While having coffee with a student who is considering a career shift into human resources, we reviewed her resume. There was a lot of information included and, honestly, if I’d received it in response to a posted ad I don’t believe I would have read it in its entirety. There were so many words. She asked me to review it and I did. I quickly lost interest, however, and told her so.
A light bulb went off as we discussed the purpose of a resume—which is to get an interview. She thought the purpose of writing such a detailed resume was to get a job. No, no, no, I told her. Your resume should compel a recruiter to want to speak with you, to learn more about you, to determine if you might be the right fit for their culture. And during the interview, you will decide if that employer offers what you want in a job and in an employer. Ultimately, after your interviews are complete and you receive a job offer, you will decide whether or not that employer has done a good job attracting someone—you—who likes what they have to offer.
Understanding this, she then moved our discussion to her qualifications. She wondered what qualifications she should include in her resume that would identify her as someone with job-relevant experience.
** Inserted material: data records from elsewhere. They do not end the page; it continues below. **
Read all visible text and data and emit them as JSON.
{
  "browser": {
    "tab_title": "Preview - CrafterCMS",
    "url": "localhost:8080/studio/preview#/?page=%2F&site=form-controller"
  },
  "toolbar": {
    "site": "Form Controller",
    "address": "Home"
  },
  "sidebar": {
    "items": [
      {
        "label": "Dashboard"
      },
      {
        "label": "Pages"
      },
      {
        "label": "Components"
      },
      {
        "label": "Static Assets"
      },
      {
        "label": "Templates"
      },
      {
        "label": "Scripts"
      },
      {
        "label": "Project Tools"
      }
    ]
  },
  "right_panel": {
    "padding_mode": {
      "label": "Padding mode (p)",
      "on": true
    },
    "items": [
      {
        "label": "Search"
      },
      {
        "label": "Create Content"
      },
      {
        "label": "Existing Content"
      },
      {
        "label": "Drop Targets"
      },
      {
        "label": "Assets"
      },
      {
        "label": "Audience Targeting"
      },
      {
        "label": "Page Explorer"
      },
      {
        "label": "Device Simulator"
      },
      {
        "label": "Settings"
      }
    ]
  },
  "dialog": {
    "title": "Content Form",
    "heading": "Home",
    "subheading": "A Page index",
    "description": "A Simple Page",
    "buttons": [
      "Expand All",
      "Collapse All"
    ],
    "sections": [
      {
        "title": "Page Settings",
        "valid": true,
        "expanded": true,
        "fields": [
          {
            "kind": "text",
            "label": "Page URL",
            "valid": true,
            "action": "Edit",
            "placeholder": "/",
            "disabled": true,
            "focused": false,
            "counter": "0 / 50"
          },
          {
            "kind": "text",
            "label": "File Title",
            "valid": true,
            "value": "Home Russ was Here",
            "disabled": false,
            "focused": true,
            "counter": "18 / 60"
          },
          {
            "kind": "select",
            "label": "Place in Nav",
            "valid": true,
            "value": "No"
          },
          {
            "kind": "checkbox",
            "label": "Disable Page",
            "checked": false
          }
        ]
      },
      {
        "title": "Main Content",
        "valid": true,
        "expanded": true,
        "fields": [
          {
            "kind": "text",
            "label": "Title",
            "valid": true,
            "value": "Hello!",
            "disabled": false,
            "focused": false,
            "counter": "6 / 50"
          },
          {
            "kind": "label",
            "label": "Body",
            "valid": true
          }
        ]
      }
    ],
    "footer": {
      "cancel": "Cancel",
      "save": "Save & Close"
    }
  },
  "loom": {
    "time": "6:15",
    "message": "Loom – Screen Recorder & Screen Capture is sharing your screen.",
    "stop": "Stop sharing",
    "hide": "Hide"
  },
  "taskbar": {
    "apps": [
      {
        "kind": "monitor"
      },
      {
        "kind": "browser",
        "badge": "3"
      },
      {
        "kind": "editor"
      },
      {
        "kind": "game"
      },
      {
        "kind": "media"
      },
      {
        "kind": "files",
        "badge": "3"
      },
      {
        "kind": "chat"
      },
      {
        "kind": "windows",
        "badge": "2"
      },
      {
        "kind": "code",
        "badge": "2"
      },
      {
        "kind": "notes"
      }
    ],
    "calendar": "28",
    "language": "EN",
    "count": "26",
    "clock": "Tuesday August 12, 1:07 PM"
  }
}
I suggested to her that it’s not necessarily about what she is qualified to do; rather, it’s what the hiring manager will hire her to do. This was something she’d never considered. I know because she wanted to remember it and wrote it down.
If we do only work we are qualified to do, we will close the door to new opportunities, to failure, to invention. We will simply keep on doing what we’ve already done. Sure, do what you’re good at, bu then try some other stuff, too!